  • System can be applied to the progenitor cells

Device Testing Protocol
Cell Viability
Cell Seeding
Gradient Formation
Cell Seeding
  • Use tissue culture treated plastic or gelatin
    coated glass slide for seeding
  • Determine the easiest way to adhere the cells to
    the bottom of the channel
  • Methods employed so far
  • Flow cells into the channel and then add
    additional media
  • Fill channel with media and then flow cells in
  • Test cell adhesion by putting additional media in
    the source and the sink

Cell Seeding
Before Cells introduced in the microchannel
After Media put in the source and the sink.
Cells flowed out of the channel.
Cell Viability
  • Test cell viability within different channel
    lengths and widths
  • Lengths (1mm and 2mm)
  • Widths (150µm, 300µm, 450µm)
  • Test viability in channels for 1-4 days without
    media change
  • Live-dead assay Trypan Blue
  • Determine optimal time to replenish media
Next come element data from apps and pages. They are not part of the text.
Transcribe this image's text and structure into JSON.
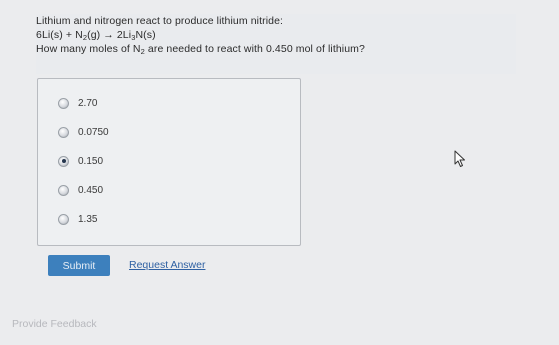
{
  "question": {
    "line1": "Lithium and nitrogen react to produce lithium nitride:",
    "equation": {
      "reactant1": "6Li(s) + N",
      "reactant2_sub": "2",
      "reactant2_rest": "(g) → 2Li",
      "product_sub": "3",
      "product_rest": "N(s)"
    },
    "prompt": {
      "before": "How many moles of N",
      "sub": "2",
      "after": " are needed to react with 0.450 mol of lithium?"
    }
  },
  "choices": [
    {
      "label": "2.70",
      "selected": false
    },
    {
      "label": "0.0750",
      "selected": false
    },
    {
      "label": "0.150",
      "selected": true
    },
    {
      "label": "0.450",
      "selected": false
    },
    {
      "label": "1.35",
      "selected": false
    }
  ],
  "actions": {
    "submit_label": "Submit",
    "request_answer_label": "Request Answer"
  },
  "footer": {
    "feedback_label": "Provide Feedback"
  },
  "colors": {
    "accent": "#3d80bd",
    "link": "#2f61a3"
  }
}
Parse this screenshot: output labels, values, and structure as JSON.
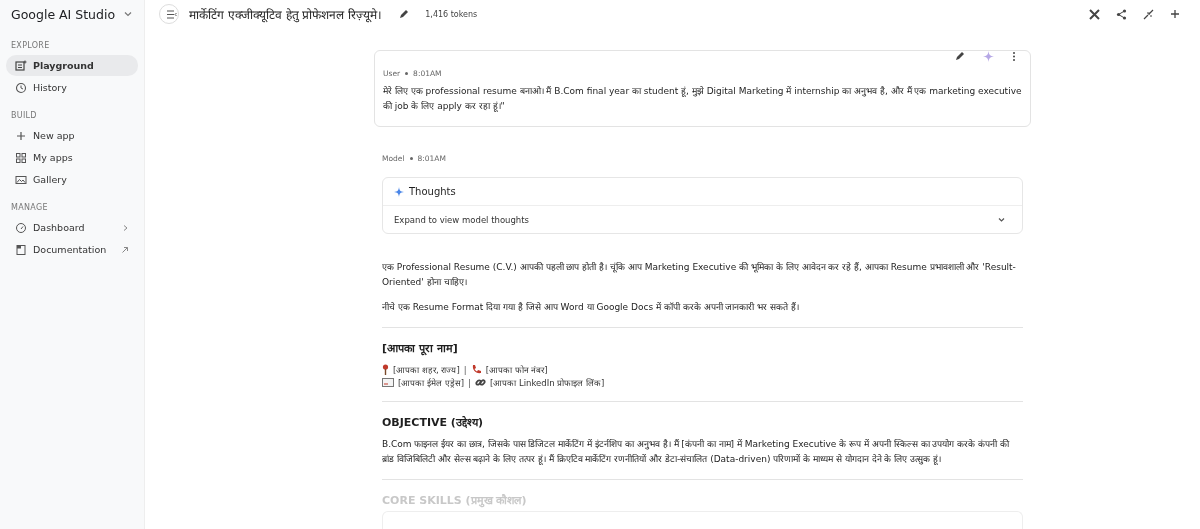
{
  "app": {
    "name": "Google AI Studio"
  },
  "sidebar": {
    "sections": [
      {
        "heading": "EXPLORE",
        "items": [
          {
            "label": "Playground",
            "selected": true
          },
          {
            "label": "History",
            "selected": false
          }
        ]
      },
      {
        "heading": "BUILD",
        "items": [
          {
            "label": "New app",
            "selected": false
          },
          {
            "label": "My apps",
            "selected": false
          },
          {
            "label": "Gallery",
            "selected": false
          }
        ]
      },
      {
        "heading": "MANAGE",
        "items": [
          {
            "label": "Dashboard",
            "selected": false
          },
          {
            "label": "Documentation",
            "selected": false
          }
        ]
      }
    ]
  },
  "header": {
    "title": "मार्केटिंग एक्जीक्यूटिव हेतु प्रोफेशनल रिज़्यूमे।",
    "tokens": "1,416 tokens"
  },
  "user_message": {
    "role": "User",
    "time": "8:01AM",
    "text": "मेरे लिए एक professional resume बनाओ। मैं B.Com final year का student हूं, मुझे Digital Marketing में internship का अनुभव है, और मैं एक marketing executive की job के लिए apply कर रहा हूं।\""
  },
  "model_message": {
    "role": "Model",
    "time": "8:01AM",
    "thoughts": {
      "title": "Thoughts",
      "hint": "Expand to view model thoughts",
      "expanded": false
    },
    "paragraphs": [
      "एक Professional Resume (C.V.) आपकी पहली छाप होती है। चूंकि आप Marketing Executive की भूमिका के लिए आवेदन कर रहे हैं, आपका Resume प्रभावशाली और 'Result-Oriented' होना चाहिए।",
      "नीचे एक Resume Format दिया गया है जिसे आप Word या Google Docs में कॉपी करके अपनी जानकारी भर सकते हैं।"
    ],
    "name_heading": "[आपका पूरा नाम]",
    "separator": "|",
    "contact_lines": [
      [
        {
          "kind": "location",
          "text": "[आपका शहर, राज्य]"
        },
        {
          "kind": "phone",
          "text": "[आपका फोन नंबर]"
        }
      ],
      [
        {
          "kind": "email",
          "text": "[आपका ईमेल एड्रेस]"
        },
        {
          "kind": "link",
          "text": "[आपका LinkedIn प्रोफाइल लिंक]"
        }
      ]
    ],
    "objective_heading": "OBJECTIVE (उद्देश्य)",
    "objective_text": "B.Com फाइनल ईयर का छात्र, जिसके पास डिजिटल मार्केटिंग में इंटर्नशिप का अनुभव है। मैं [कंपनी का नाम] में Marketing Executive के रूप में अपनी स्किल्स का उपयोग करके कंपनी की ब्रांड विजिबिलिटी और सेल्स बढ़ाने के लिए तत्पर हूं। मैं क्रिएटिव मार्केटिंग रणनीतियों और डेटा-संचालित (Data-driven) परिणामों के माध्यम से योगदान देने के लिए उत्सुक हूं।",
    "skills_heading": "CORE SKILLS (प्रमुख कौशल)"
  }
}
Live Cells
Dead Cells
Gradient Formation
  • Use porous membranes (0.4-8 micron pores) to
    separate the channel from the source and sink
  • Allows for the growth factor and media change
    without disturbing the channel gradient
  • Test gradient formation of membranes using
    Dextran coated with Texas-Red dye

  • Create a growth factor gradient using
    betacellulin and activin to determine the effect
    on the AR42J cell line
  • Allow differentiation of cells within the
  • Image results using immunofluorescence
  • Compare results from the growth factor gradient
    with the positive control results from Mashimas

Future Work
  • Continue testing seeding and viability using
    AR42J cells
  • Gradient formation
  • Determine why the gradient has not formed with
    0.4 micron membranes
  • Use an agarose gel to create a physical barrier
    between the channel and source instead of the
    membranes if necessary
  • Test gradient with AR42J cells and growth factors
    betacellulin and activin
  • Compare results to Mashima et al.1 paper

  1. Mashima H, Ohnishi H, Wakabayashi K, Mine T,
    Miyagawa J, Hanafusa T, Seno M, Yamada H, and
    Kojima I. Betacellulin and Activin A Convert
    Amylase-secreting Pancreatic AR42J Cells into
    Insulin-secreting Cells. J. Clin. Invest. 97
  2. Qiu J. Automating Cell Counting to Produce Fast
    Reliable Results. Next Generation
    Pharmaceutical. Retrieved on February 20, 2008
    from http//
  3. Abhyankar VV, Lokuta MA, Huttenlocher A, and
    Beebe DJ. Characterization of a membrane-based
    gradient generator for use in cell-signaling
    studies. Lab chip. 6 389-393.